13
url=http://www.foo.bar/file.ext; echo ${url##/*}

I expected this code to print file.ext, but it prints the whole URL. Why? How can I extract the file name?

  • Okay obv I am expecting the wrong things to happen. Well I want to extract file.ext – ManuelSchneid3r Feb 11 '13 at 14:41
  • You're trying to cut the end off the string? Try dirname $url. Or grep -o 'http://[^/]*' <<<$url. – Kevin Feb 11 '13 at 15:04
24

Because word has to match the string to be trimmed. It should look like:

url="http://www.foo.bar/file.ext"; echo "${url##*/}"

Thanks derobert, you steered me in the right direction.

  • Hah, we both realize that at the same time. Glad to be of help. – derobert Feb 11 '13 at 14:51
10

To quote the manpage:

${parameter##word}
   Remove matching prefix pattern.  The word is expanded to produce
   a pattern just as in pathname expansion.  If the pattern matches
   the  beginning of the value of parameter, […]

/* does not match the beginning, because your URL starts with h not /.

A trivial way to do what you're looking for (according to your comment) is echo "$url" | rev | cut -d / -f 1 | rev. But of course, that'll give interesting results for URLs ending in a slash.

Another way to do what you want might be to use the pattern */ instead.

  • Glad you gave an explanation of what needs to be done and the quote from the manpage is a huge plus! That helped me a lot! Thanks again! :) – Fadi Jul 12 '17 at 14:45
5

basename(1) works with URLs, too, so you could simply do:

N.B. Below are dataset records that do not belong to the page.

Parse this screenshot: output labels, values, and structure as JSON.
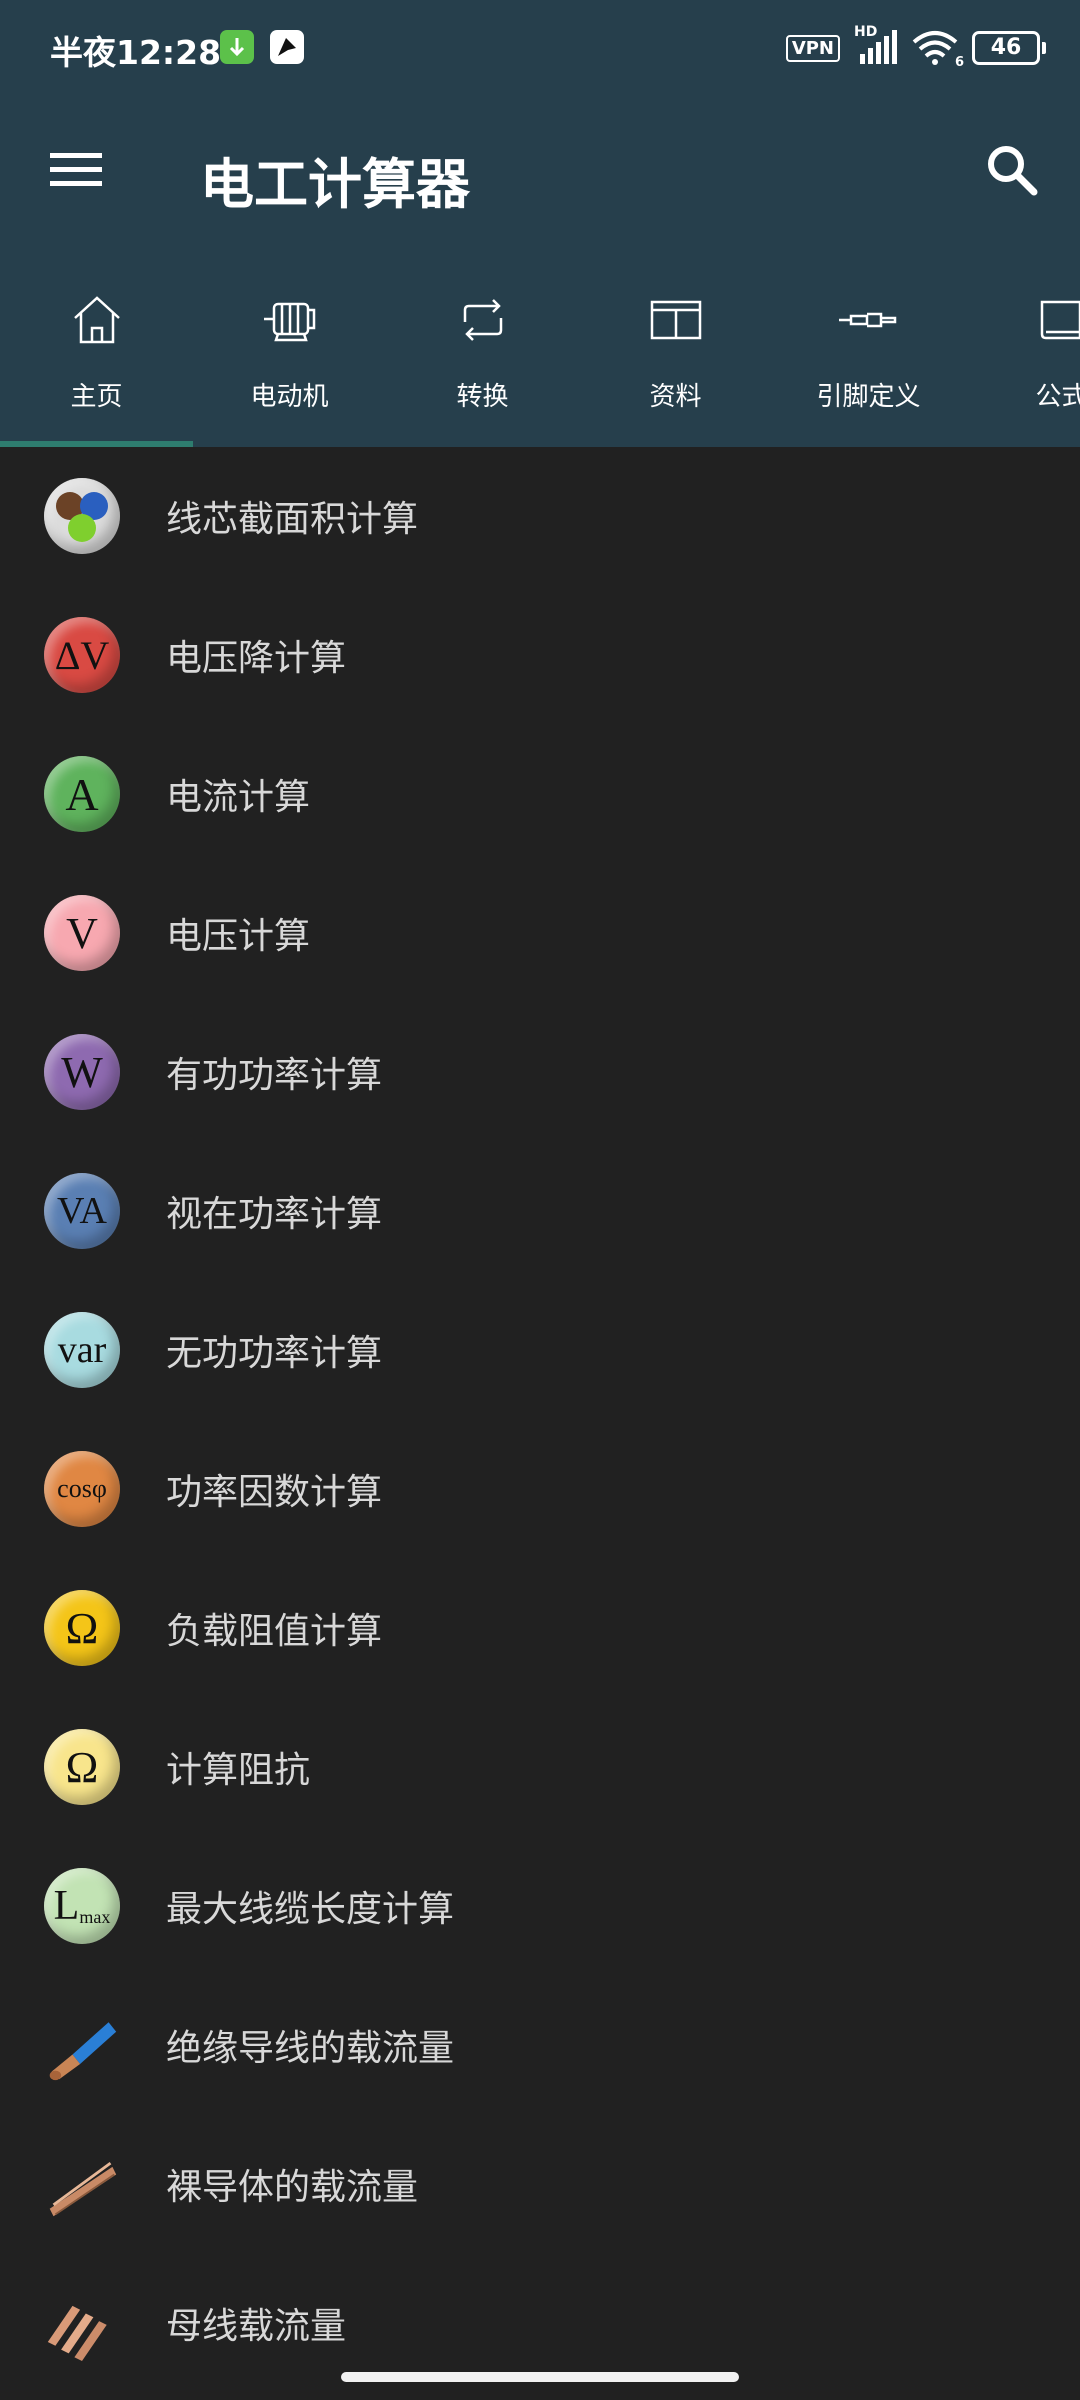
{
  "status": {
    "time": "半夜12:28",
    "vpn": "VPN",
    "hd": "HD",
    "wifi_sub": "6",
    "battery": "46"
  },
  "toolbar": {
    "title": "电工计算器"
  },
  "tabs": [
    {
      "label": "主页",
      "icon": "home-icon"
    },
    {
      "label": "电动机",
      "icon": "motor-icon"
    },
    {
      "label": "转换",
      "icon": "repeat-icon"
    },
    {
      "label": "资料",
      "icon": "book-open-icon"
    },
    {
      "label": "引脚定义",
      "icon": "connector-icon"
    },
    {
      "label": "公式",
      "icon": "book-icon"
    }
  ],
  "items": [
    {
      "label": "线芯截面积计算",
      "symbol": "",
      "icon": "wire-cores-icon",
      "color": "#dcdcdc"
    },
    {
      "label": "电压降计算",
      "symbol": "ΔV",
      "icon": "voltage-drop-icon",
      "color": "#d94a43"
    },
    {
      "label": "电流计算",
      "symbol": "A",
      "icon": "current-icon",
      "color": "#5fb35d"
    },
    {
      "label": "电压计算",
      "symbol": "V",
      "icon": "voltage-icon",
      "color": "#f7a8b0"
    },
    {
      "label": "有功功率计算",
      "symbol": "W",
      "icon": "active-power-icon",
      "color": "#8e6ab0"
    },
    {
      "label": "视在功率计算",
      "symbol": "VA",
      "icon": "apparent-power-icon",
      "color": "#5a7fb3"
    },
    {
      "label": "无功功率计算",
      "symbol": "var",
      "icon": "reactive-power-icon",
      "color": "#a8dbe0"
    },
    {
      "label": "功率因数计算",
      "symbol": "cosφ",
      "icon": "power-factor-icon",
      "color": "#e08743"
    },
    {
      "label": "负载阻值计算",
      "symbol": "Ω",
      "icon": "load-resistance-icon",
      "color": "#f4c518"
    },
    {
      "label": "计算阻抗",
      "symbol": "Ω",
      "icon": "impedance-icon",
      "color": "#f8e58c"
    },
    {
      "label": "最大线缆长度计算",
      "symbol": "L",
      "symbol_sub": "max",
      "icon": "max-cable-length-icon",
      "color": "#c2e3b4"
    },
    {
      "label": "绝缘导线的载流量",
      "symbol": "",
      "icon": "insulated-wire-icon",
      "color": "#212121"
    },
    {
      "label": "裸导体的载流量",
      "symbol": "",
      "icon": "bare-conductor-icon",
      "color": "#212121"
    },
    {
      "label": "母线载流量",
      "symbol": "",
      "icon": "busbar-icon",
      "color": "#212121"
    }
  ]
}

url=http://www.foo.bar/file.ext; basename $url
4

See also: Bash Extended Globbing, though in this case the extended glob is not essential.

 shopt -s extglob; url=http://www.foo.bar/file.ext; echo ${url##+(*/)}

Output: file.ext

Your Answer

By clicking “Post Your Answer”, you agree to our terms of service, privacy policy and cookie policy

Not the answer you're looking for? Browse other questions tagged or ask your own question.